Tesla Model X range, battery & charging
|Range||Slow charge||Fast charge||Rapid charge|
|336 miles (NEDC)||6 hours (16.5kW)||2 hours (50kW)||40 mins (120kW, 0-80%)|
Tesla has yet to publish official range figures achieved under the latest testing procedure, so the company’s claimed figures – which were achieved under the now-discontinued NEDC test – can seem overly optimistic.

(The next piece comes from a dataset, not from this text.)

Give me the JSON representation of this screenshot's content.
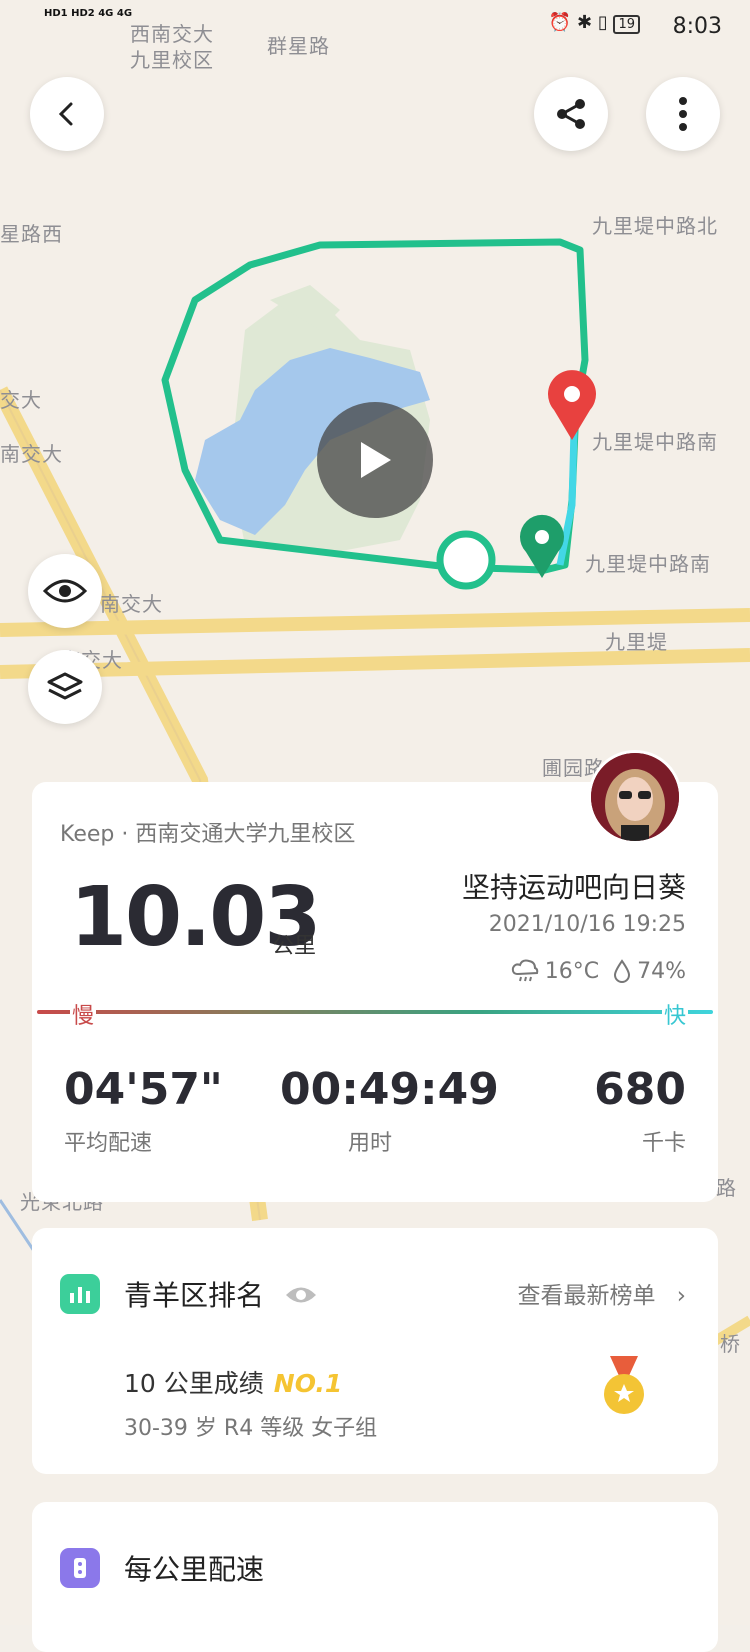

Even so, the real-world range is up there with the best rivals, and the Tesla has the significant advantage of access to the company's Supercharger network.
You plug the Tesla in using a port hidden in the corner of its rear light arrangement, which is great if you reverse into a charge point, but otherwise it means you’re likely to have cables trailing up the side of the car.
Tesla Model X range
The Tesla Model X has a decent claimed driving range of 351 miles for the 100D and 336 miles for the P100D. However, these figures were achieved under a now-discontinued test procedure, with most rivals having been assessed under an updated system that's more reflective of real-world driving conditions.
So you can’t compare Tesla’s current claimed ranges with those of most rivals, but customer experience suggests you can expect to see around 280 miles from either the 100D models. The smaller and cheaper Jaguar I-Pace will deliver around the same, but otherwise the Tesla will still go further to a charge than most electric cars and will be suitable for anyone wanting to take long journeys in their stride.
Find one of the Tesla Superchargers, which will deliver a charge up to 120kW, and you can have an 80% charge in the Model X in around 30 minutes, while a 50kW rapid charger will do the same in around 90 minutes. A 22kW fast charger of the sort you often find in town centres will charge your Tesla up fully in three hours, while a 7kW home or workplace charger will take 13 hours. Anything slower than that, including 3kW chargers, and you’re measuring the charge time in days instead.
The Tesla Model X has a battery warranty of eight years, with no mileage limit. However, Tesla doesn’t guarantee the batteries against general degradation, so you can’t ask for a replacement battery if it drops below 70% of its as-new performance (i.e. the car’s maximum range drops to 70% or less than it was when new), as you can with many electric cars.
Tesla doesn’t offer a battery leasing programme.